Radium Dial Company
The Radium Dial Company, was one of a few now defunct United States companies along with the United States Radium Corporation, involved in the painting of clocks, watches and other instrument dials using radioluminescent paint containing radium. The resulting dials are now collectively known as radium dials. The luminous paint used on the dials contained a mixture of phosphorus and radium, a product that the Radium Dial Company named Luna. However, unlike the US Radium Corporation, Radium Dial Company was specifically set up to only paint dials, no other radium processing took place at the premises.
The Radium Dial Company was started in 1917 and was in full production of painted dials by 1918. The company was a division of the Standard Chemical Company based in the Marshall Field Annex building in Chicago. In 1920 the company relocated to Peru, Illinois to closer proximity to the clock manufacturer and major customer, Westclox.
By 1922 the company had moved to a former high school building in Ottawa, Illinois where it remained until the mid-1930s. At the highest point in production (around 1925), the Radium Dial Company employed around 1,000 young women who turned out around 4,300 dials each day.
The company was headed by Joseph A. Kelly Sr.. Kelly opened up a new corporation called Luminous Processes Inc. a few blocks away from the Radium Dial Company in Ottawa, Illinois shortly after closing down the Radium Dial Company. Luminous Processes Inc. continued producing fluorescent watch dials powered by radium radioactivity.
- "The documentary film 'Radium City'".
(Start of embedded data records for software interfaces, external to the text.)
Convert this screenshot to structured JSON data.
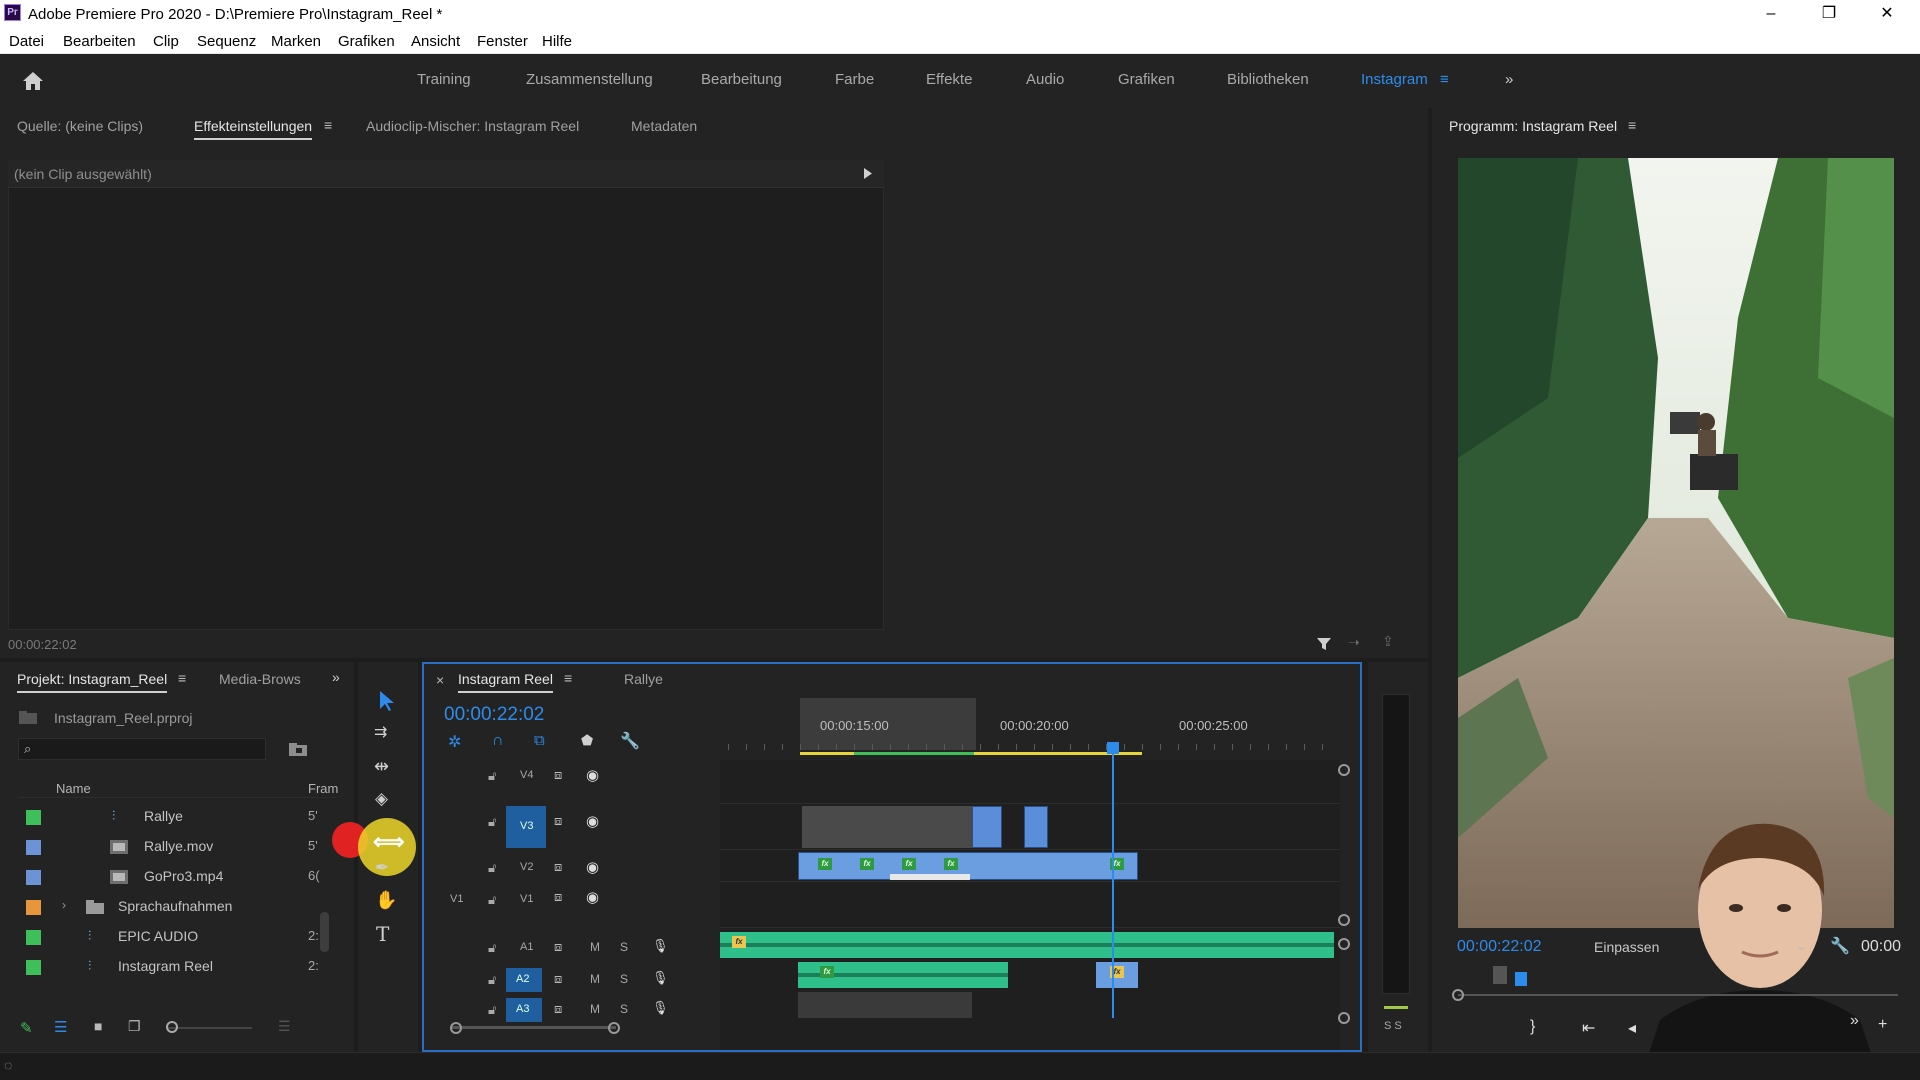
{
  "window": {
    "title": "Adobe Premiere Pro 2020 - D:\\Premiere Pro\\Instagram_Reel *",
    "app_icon": "Pr",
    "minimize": "–",
    "maximize": "❐",
    "close": "✕"
  },
  "menu": [
    "Datei",
    "Bearbeiten",
    "Clip",
    "Sequenz",
    "Marken",
    "Grafiken",
    "Ansicht",
    "Fenster",
    "Hilfe"
  ],
  "workspaces": {
    "items": [
      "Training",
      "Zusammenstellung",
      "Bearbeitung",
      "Farbe",
      "Effekte",
      "Audio",
      "Grafiken",
      "Bibliotheken",
      "Instagram"
    ],
    "active": "Instagram",
    "overflow": "»"
  },
  "effects_panel": {
    "tabs": [
      "Quelle: (keine Clips)",
      "Effekteinstellungen",
      "Audioclip-Mischer: Instagram Reel",
      "Metadaten"
    ],
    "active_tab": "Effekteinstellungen",
    "no_clip": "(kein Clip ausgewählt)",
    "timecode": "00:00:22:02"
  },
  "project_panel": {
    "tabs": [
      "Projekt: Instagram_Reel",
      "Media-Brows"
    ],
    "file": "Instagram_Reel.prproj",
    "search_placeholder": "",
    "col_name": "Name",
    "col_frame": "Fram",
    "items": [
      {
        "name": "Rallye",
        "type": "sequence",
        "color": "#3fbf5a",
        "extra": "5'"
      },
      {
        "name": "Rallye.mov",
        "type": "video",
        "color": "#6b93d6",
        "extra": "5'"
      },
      {
        "name": "GoPro3.mp4",
        "type": "video",
        "color": "#6b93d6",
        "extra": "6("
      },
      {
        "name": "Sprachaufnahmen",
        "type": "folder",
        "color": "#e8963c",
        "extra": ""
      },
      {
        "name": "EPIC AUDIO",
        "type": "sequence",
        "color": "#3fbf5a",
        "extra": "2:"
      },
      {
        "name": "Instagram Reel",
        "type": "sequence",
        "color": "#3fbf5a",
        "extra": "2:"
      }
    ]
  },
  "timeline": {
    "tabs": [
      "Instagram Reel",
      "Rallye"
    ],
    "close": "×",
    "timecode": "00:00:22:02",
    "ruler": [
      "00:00:15:00",
      "00:00:20:00",
      "00:00:25:00"
    ],
    "video_tracks": [
      "V4",
      "V3",
      "V2",
      "V1"
    ],
    "audio_tracks": [
      "A1",
      "A2",
      "A3"
    ],
    "source_patch": "V1",
    "mute": "M",
    "solo": "S",
    "meter_labels": "S S"
  },
  "program_monitor": {
    "title": "Programm: Instagram Reel",
    "timecode": "00:00:22:02",
    "fit": "Einpassen",
    "duration": "00:00"
  }
}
- "From a NY Times article concerning Kelly: "High Radiation Found in Plant On East 44th St." - Radium Chemical, headed by Joseph A. Kelly Jr., 69 years old, of Manhattan, has been under pressure by State Attorney General Robert Abrams to empty and decontaminate its highly radioactive plant at 60-06 27th Avenue in Woodside, Queens. Mr. Kelly's father operated the Radium Dial Company of Ottawa, Ill., whose practices were blamed for the cancer deaths of scores of young watch-dial painters in the 1920's and 30's.".